The next model in Volkswagen’s crossover offensive is the brand-new, second-generation Tiguan. The soft-roader was unveiled during a private event held ahead of its public debut at the Detroit Auto Show.
The U.S.-spec 2018 Tiguan is closely related to the model sold in Europe. Both crossovers ride on Volkswagen’s modular MQB platform, but the version we’re getting here is 10.7 inches longer than the outgoing, first-generation Tiguan. The extra sheet metal gives it 57 percent more trunk space than its predecessor, and it clears up enough room for sliding second-row seats and an available third-row bench.
The new Tiguan’s front end is defined by a sharp, understated look that’s unmistakably Volkswagen. The design is characterized by sharp headlights underlined by LED daytime running lights, and a horizontal grille with three chromed slats. It’s not a full-on off-roader, but it nonetheless offers a respectable 26-degree approach angle. A roof-mounted spoiler adds a sporty touch to the overall look.
The cabin is more upscale than before, and it reflects the Wolfsburg-based automaker’s recent push toward more tech-focused cars. The Tiguan is available with a fully configurable digital instrument cluster — a feature that trickled down from the Audi lineup — and with the latest generation of Volkswagen’s touch-screen-based Car-Net infotainment system. The software is compatible with Android Auto, Apple CarPlay, and MirrorLink.
A rearview camera comes standard regardless of trim level. Safety-conscious buyers can upgrade the Tiguan with a long list of electronic driving aids that includes adaptive cruise control, forward collision warning, autonomous emergency braking, blind spot monitoring, and lane keeping assist. Finally, a class-exclusive automatic post-collision braking system instantly applies the brakes in the event of a crash to prevent secondary collisions.
At launch, the Tiguan’s only engine will be a 2.0-liter four-cylinder that’s both turbocharged and direct-injected. It delivers 184 horsepower and 221 pound-feet of torque. Front-wheel drive and an automatic transmission come standard, and Volkswagen’s 4Matic all-wheel drive system is available at an extra cost. It’s unclear at this point whether additional engines will join the lineup later in the production run.
Built in Puebla, Mexico, the 2018 Volkswagen Tiguan will go on sale in the coming months.

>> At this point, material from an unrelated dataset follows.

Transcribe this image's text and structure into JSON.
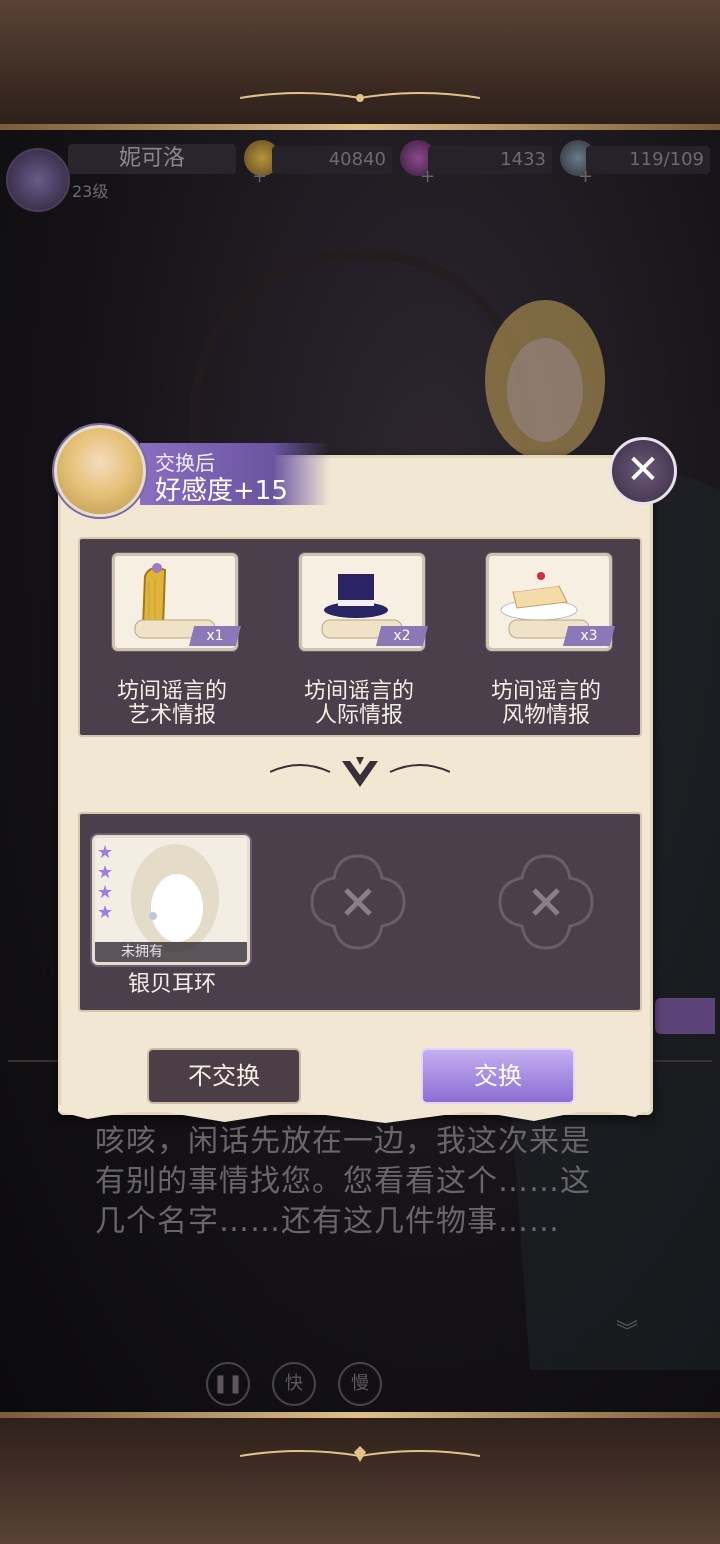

Pricing information hasn’t been announced yet, but Volkswagen North America boss Hinrich Woebcken promises the model will be priced “very competitively.”